Poor soil management could also cost us the ability to produce enough food for the growing world population. As Michael Drake, MD, President of The Ohio State University, pointed out to emphasize the importance of Lal’s work, “70% of the Earth is ocean. If you then remove the parts where you already can’t grow crops such as mountains, desserts, and places that are built up, that doesn’t leave much.” He added that “food insecurity is a serious global problem. It is important to think about how the world will be sustained moving forward and be thoughtful of how use scarce resources.” Lal emphasized that “soil erosion takes away the best part of the soil. It picks up the organic matter and then leaves stone and other materials that don’t support crop growth.” More people and less soil to grow on doesn’t add up to a good situation.
How do we keep ourselves properly soiled? Lal won the Japan Prize in part for his adaptation of the “no-tillage cultivation method,” which tries to minimize disruption of soil while growing crops. This includes the following steps when converting a wooded area to farmland:
- While cutting trees, leave their stumps and roots, which can help protect the soil,
- After the trees are cut, immediately plant and grow “cover crops” that can protect the soil from the wind and other things that may disrupt and erode the soil.
- Avoid ploughing
- Instead, after the cover crops have died, plant seeds of your target crop in these locations. The dead cover crops can serve as mulch for target crops.
Hiroshi Komiyama, PhD, President of The Japan Prize Foundation Nobel said that “an important criteria for selecting a Japan Prize Laureate is the betterment of the human condition.” In advancing these soil management approaches that have been adopted in different parts of the world, “Dr. Lal’s work has already contributed to the prosperity of humanity,” said Komiyama. Nonetheless, Lal is interested in seeing such approaches more widely adopted.
There are other things that can be done to better manage soil. One, of course, is to not use as much soil to grow crops. This would entail not cutting down trees to create more farmland and being more efficient with the existing farmland and wasting less food. Wasted food is essentially wasted soil. Another is to find ways to produce crops that don’t involve soil. A third way is to develop new ways to prevent soil erosion and keep carbon from being released into the air, like crops with longer roots or other ways to cover the soil.

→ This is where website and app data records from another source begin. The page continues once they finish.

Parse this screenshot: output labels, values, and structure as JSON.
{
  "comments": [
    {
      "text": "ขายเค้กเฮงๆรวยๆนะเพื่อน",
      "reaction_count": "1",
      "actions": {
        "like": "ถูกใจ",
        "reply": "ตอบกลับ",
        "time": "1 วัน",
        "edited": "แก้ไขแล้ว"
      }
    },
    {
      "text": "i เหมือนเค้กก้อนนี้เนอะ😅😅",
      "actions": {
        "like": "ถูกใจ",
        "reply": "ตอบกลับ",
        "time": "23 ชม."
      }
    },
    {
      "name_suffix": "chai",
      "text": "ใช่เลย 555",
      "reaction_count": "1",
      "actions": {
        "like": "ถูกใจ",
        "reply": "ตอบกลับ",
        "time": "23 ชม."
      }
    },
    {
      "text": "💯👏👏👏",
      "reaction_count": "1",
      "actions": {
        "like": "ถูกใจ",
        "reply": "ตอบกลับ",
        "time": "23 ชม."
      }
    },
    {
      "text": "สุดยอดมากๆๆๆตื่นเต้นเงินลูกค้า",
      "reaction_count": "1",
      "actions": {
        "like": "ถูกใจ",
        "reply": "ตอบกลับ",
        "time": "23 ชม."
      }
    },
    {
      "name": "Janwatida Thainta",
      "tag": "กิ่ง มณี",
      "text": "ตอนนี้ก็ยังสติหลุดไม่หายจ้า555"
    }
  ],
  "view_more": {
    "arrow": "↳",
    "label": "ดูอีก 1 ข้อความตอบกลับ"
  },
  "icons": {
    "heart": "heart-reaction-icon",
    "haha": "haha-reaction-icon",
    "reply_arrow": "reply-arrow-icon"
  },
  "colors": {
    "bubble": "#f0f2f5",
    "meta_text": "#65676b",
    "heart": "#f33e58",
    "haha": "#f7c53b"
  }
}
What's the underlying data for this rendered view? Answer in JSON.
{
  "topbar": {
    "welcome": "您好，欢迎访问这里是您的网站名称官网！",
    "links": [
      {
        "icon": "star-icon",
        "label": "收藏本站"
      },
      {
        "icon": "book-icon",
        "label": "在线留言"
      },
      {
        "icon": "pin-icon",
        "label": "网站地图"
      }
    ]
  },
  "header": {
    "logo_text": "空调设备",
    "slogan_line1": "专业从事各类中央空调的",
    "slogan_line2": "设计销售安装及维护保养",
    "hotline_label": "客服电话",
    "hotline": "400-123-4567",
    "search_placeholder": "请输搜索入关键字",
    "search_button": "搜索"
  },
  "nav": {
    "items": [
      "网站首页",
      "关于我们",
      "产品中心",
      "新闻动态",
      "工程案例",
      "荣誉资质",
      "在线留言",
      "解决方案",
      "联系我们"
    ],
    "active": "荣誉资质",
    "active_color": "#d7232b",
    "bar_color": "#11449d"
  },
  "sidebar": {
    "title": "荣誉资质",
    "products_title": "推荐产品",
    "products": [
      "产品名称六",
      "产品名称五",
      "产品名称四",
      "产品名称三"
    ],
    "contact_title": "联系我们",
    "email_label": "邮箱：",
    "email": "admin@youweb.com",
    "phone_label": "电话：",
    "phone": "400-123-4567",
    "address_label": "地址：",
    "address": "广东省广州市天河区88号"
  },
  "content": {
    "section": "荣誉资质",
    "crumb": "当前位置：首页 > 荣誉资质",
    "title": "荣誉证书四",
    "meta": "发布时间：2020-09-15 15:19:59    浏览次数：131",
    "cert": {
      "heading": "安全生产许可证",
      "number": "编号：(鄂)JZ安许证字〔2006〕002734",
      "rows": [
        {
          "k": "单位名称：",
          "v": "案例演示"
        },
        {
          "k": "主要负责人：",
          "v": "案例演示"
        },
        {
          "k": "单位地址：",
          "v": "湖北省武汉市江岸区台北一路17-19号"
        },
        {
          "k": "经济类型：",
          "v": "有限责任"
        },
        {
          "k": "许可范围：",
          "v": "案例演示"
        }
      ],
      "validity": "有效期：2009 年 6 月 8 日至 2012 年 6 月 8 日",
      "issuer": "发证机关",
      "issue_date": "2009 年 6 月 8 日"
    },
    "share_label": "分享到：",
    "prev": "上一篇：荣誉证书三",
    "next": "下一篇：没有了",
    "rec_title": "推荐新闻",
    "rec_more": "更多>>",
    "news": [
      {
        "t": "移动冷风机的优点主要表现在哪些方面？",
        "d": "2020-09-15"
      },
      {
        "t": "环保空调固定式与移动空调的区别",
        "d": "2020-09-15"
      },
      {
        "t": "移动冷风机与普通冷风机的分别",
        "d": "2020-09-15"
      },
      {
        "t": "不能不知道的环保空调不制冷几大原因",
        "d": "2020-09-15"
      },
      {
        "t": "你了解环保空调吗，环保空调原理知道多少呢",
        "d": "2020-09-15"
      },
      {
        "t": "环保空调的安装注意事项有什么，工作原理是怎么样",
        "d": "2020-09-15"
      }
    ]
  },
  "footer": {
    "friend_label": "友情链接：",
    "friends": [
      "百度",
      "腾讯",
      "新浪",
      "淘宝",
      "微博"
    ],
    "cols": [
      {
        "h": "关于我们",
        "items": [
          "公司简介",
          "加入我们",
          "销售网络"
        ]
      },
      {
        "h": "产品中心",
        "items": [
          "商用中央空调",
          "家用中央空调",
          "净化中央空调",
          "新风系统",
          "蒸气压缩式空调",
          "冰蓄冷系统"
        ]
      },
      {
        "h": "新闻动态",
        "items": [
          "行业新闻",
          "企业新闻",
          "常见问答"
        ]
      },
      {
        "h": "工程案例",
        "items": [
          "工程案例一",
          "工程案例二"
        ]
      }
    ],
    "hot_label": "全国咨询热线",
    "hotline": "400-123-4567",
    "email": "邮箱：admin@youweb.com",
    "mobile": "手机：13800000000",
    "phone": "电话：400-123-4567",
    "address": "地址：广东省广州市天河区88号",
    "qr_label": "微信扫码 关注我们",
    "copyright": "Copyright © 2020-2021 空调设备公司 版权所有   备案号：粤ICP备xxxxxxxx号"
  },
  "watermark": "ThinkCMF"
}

Gates in his notes also mentioned fertilizers being a problem. He said that synthetic fertilizers can produce greenhouse gas when broken down by microbes in the soil. Natural fertilizers such as manure can be poopy as well, releasing greenhouse gases when they decompose. Something else to consider before purchasing a manure suit.
Lal has pushing for more policies to change what is being done with soil. Lal also believes that farmers need financial incentives to implement various soil management practices. To bring more attention to soil issues, he helped spark the following resolution introduced by Senator Sherrod Brown (D-OH): S.Res.440 – A resolution recognizing soil as an essential natural resource, and soils professionals as playing a critical role in managing our Nation’s soil resources. But there is still a ways to go to make people aware of this problem. As Lal indicated, “most people don’t know about soil science or think of going into it as a career.”
Drake feels that Lal’s winning the Japan Prize could help bring more attention to soil science: “The Japan Prize is a wonderful world honor that doesn’t happen everyday. It’s the culmination of a lifetime of work and will get more people to pay attention.”
A prominent figure like Gates writing about soil can’t hurt either. If you were a big fan of cow farts or at least talking about them, the March 26 edition of his Gates Notes may have disappointed you somewhat. Nonetheless, he and Lal are bringing more light to an important problem: one that, if not properly addressed, may end up soiling a lot of our plans in the near future.